My life has been filled with chilling transitions - points of no return that crept up on me unawares. And not just during childhood, either. They can strike at any time. For instance, I remember with a shiver of horror a time when, as if by prior arrangement, all my friends stopped living off Monster Munch and Müller Fruit Corners and started - quite seriously - offering me apples and bananas as if it was a perfectly normal thing for them to do. Then there was the bleak, barren period when all of my contemporaries started drinking responsibly and leaving mid-week parties at sensible times. Then there was the time when suddenly nobody was eating puddings or snogging strangers in discos anymore; not to mention the horrible, ominous night when everyone I knew simultaneously and permanently lost the urge to freak out for hours on end and jump up and down like a dancing fool. Terrible, terrible moments of realisation and disillusionment accompanied all these times, for I always knew that these transformations were irreversible and I could not see that they were changes for the better. I only felt a sense of something bright, buoyant and unthinkingly carefree being lost.
I think the most unnerving aspect about these transitions in life was how most people I knew just swanned through them without a backward glance or a second thought. Afterwards, I would find myself looking around at my friends and seeing that they had all metamorphosed. I would look at myself and see that I had not. But rather than admiring them and wishing to emulate them, I regarded them with a mixture of incredulity and distain - the way a small boy might look at an older brother who has just informed him that "sweet shop owner" is not a viable career choice. I realised that they had lost many of the characteristics I'd loved them for - characteristics and attitudes I'd always thought of as an intrinsic part of their natures.

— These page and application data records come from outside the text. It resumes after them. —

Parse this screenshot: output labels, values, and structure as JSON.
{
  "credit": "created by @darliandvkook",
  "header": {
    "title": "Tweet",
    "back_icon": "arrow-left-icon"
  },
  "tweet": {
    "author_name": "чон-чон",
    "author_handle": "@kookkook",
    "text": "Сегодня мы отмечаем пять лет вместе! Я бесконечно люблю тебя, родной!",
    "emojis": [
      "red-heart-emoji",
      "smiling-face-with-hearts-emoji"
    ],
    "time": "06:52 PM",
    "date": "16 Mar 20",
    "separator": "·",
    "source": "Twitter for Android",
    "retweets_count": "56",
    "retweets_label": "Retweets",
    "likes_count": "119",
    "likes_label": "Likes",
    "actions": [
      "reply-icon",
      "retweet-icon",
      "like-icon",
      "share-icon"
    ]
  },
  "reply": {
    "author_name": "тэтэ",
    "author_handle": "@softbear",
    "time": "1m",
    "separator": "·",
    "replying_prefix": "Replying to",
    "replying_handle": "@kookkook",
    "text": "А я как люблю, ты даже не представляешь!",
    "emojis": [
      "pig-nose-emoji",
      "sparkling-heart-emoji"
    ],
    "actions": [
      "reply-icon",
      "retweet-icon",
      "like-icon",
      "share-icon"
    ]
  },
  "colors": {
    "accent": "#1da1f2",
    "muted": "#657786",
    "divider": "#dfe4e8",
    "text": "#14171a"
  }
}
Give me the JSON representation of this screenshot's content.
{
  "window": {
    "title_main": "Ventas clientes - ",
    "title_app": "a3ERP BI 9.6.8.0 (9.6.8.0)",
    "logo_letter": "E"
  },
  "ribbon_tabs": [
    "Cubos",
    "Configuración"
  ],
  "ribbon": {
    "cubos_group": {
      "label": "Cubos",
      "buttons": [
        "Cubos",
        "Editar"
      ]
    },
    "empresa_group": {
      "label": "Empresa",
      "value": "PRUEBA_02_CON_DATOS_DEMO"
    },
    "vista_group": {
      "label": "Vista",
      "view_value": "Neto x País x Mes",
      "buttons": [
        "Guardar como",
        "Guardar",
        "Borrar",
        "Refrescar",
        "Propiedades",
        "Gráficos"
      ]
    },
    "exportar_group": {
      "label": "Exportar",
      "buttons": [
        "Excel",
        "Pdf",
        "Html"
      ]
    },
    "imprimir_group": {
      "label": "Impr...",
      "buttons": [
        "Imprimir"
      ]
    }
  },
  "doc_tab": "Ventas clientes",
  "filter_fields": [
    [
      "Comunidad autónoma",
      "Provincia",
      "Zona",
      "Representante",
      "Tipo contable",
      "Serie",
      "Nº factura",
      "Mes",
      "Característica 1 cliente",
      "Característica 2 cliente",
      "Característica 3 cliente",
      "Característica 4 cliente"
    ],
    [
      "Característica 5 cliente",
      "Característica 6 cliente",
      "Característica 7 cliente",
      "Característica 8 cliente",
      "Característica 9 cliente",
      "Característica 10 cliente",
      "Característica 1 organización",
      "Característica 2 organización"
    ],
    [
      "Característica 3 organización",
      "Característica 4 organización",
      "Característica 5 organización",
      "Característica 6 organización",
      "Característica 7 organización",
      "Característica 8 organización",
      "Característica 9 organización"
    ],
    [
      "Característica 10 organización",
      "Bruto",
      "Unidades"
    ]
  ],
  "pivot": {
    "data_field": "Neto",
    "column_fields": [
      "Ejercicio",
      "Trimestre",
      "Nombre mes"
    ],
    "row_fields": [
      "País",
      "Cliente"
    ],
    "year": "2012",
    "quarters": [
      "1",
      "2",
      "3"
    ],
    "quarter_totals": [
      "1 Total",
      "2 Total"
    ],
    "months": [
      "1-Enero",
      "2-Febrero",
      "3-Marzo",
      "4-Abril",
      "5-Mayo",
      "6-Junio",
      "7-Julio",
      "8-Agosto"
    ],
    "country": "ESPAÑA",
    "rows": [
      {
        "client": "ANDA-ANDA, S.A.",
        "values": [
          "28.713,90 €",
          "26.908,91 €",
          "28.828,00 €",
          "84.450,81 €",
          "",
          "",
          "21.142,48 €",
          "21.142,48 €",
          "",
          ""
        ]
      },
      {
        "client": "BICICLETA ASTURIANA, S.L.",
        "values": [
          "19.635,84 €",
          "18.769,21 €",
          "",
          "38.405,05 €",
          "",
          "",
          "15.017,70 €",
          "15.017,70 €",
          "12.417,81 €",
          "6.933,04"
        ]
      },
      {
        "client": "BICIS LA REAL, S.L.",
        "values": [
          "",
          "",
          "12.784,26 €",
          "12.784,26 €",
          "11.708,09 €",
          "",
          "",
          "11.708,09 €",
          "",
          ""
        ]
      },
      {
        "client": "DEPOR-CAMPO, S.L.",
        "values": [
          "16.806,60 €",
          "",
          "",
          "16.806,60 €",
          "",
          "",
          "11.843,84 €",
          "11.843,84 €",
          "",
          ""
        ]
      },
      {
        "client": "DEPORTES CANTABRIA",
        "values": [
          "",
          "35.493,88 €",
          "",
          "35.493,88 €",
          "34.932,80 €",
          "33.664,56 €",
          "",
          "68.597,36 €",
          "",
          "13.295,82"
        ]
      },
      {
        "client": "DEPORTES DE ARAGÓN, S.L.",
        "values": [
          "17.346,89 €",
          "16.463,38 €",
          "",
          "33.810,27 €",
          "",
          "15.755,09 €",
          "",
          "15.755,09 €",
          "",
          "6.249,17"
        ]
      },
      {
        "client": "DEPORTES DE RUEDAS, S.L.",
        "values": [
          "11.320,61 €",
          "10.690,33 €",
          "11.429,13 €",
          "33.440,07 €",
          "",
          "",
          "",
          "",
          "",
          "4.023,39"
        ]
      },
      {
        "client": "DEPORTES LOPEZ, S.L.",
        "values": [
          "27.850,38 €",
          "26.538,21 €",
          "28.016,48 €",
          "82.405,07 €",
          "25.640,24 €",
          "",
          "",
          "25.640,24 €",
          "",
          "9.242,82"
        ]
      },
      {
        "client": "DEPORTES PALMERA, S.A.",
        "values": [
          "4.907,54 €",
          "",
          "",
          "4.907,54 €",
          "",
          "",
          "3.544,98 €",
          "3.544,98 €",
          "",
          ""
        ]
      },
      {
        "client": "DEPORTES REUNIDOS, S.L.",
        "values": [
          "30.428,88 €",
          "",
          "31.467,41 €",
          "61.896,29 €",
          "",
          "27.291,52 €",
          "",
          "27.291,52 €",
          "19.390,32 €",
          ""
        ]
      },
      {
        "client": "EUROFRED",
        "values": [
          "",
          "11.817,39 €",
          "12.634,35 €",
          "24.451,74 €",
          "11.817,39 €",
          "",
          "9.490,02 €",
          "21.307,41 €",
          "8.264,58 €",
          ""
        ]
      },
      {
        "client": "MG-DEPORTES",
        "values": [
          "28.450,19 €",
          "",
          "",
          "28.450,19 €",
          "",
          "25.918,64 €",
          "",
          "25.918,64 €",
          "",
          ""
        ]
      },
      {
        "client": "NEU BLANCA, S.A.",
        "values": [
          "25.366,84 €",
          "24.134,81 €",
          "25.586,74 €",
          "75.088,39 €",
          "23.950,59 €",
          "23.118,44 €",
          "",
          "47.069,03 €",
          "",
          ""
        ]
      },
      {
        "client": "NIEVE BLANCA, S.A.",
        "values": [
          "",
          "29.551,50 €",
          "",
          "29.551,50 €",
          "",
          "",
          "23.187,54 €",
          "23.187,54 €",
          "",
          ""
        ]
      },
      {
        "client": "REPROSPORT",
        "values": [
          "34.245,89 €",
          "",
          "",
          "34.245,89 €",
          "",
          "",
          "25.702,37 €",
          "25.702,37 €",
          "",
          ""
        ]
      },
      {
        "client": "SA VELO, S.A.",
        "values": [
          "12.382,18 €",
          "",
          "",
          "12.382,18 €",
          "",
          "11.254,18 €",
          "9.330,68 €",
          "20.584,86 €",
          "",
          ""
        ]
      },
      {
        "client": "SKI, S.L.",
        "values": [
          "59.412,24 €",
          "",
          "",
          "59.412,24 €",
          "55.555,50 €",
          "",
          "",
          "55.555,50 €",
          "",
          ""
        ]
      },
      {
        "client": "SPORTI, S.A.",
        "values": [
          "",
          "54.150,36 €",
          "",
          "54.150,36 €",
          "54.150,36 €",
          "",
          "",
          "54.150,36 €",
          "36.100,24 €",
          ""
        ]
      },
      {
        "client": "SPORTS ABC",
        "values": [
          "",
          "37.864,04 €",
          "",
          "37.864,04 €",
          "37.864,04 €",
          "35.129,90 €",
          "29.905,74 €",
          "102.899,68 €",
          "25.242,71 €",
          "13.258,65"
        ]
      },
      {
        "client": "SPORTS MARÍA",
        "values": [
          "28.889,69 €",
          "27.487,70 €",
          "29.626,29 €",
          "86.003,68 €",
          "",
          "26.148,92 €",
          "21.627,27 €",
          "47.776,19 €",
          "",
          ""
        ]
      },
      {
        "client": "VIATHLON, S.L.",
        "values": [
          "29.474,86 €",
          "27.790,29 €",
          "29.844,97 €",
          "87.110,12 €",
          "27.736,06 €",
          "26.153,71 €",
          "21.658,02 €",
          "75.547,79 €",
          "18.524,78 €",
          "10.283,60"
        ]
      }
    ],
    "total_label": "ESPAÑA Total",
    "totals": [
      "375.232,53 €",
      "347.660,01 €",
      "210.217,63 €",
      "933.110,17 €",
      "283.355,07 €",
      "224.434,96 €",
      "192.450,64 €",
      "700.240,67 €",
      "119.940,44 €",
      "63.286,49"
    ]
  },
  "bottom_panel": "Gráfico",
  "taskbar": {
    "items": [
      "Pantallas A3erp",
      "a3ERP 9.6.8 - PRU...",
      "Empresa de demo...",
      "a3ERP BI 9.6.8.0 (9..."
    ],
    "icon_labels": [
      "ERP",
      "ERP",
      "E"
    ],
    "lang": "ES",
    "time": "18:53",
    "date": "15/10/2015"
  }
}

They'd shed their playful, hedonistic old Monster-Munch-gorging selves like husks and fluttered out as altered life forms I had little in common with. Meanwhile, I was left behind, a perpetual nymph, feeling bereft and disconnected, suspecting that I would never follow suit and knowing in my heart that I would never want to, either - but missing them and wishing them back to the way they'd been before.
Looking back as far as I can remember, I can still clearly recall the first such transition I was ever conscious of. And, being the first, it was perhaps the most painful transition of all. It was the day when I realised that none of my friends would ever again want us to play make-believe games. All of a sudden - and much, much too soon - they had turned their backs on childhood and now there was only the option of rough, sporty grappling games with the boys or of lounging and gossiping by walls in locations where the boys could see us and come over to "annoy" us. Overnight, everyone else's interests had become either physical or informational.
I had no option but to outwardly act my part, but as each playtime went by, I would feel as though multiple imaginary universes were bursting all around me like soap bubbles with barely audible "plips". Nobody else seemed to notice or care or even remember that they'd ever existed. And how I missed the way we used to run to those make-believe places and disappear into them at every opportunity. How I missed the unthinking, effortless pleasure of sharing imaginary worlds with my friends. I would sigh in secret. I would even cry a little and hang my head when nobody could see, for the world suddenly felt more oppressive and darker than before and there was noone I could tell this to. Indeed, I think that I have never in my life felt so lonely and so despairing as at that time. I'd probably have topped my wee self there and then if I hadn't already known that there would always, always be books to read; and if I hadn't, even then, felt a glimmer of hope that there might be others of my kind - that maybe, somewhere in the world, I might one day discover other creatures who were just like me.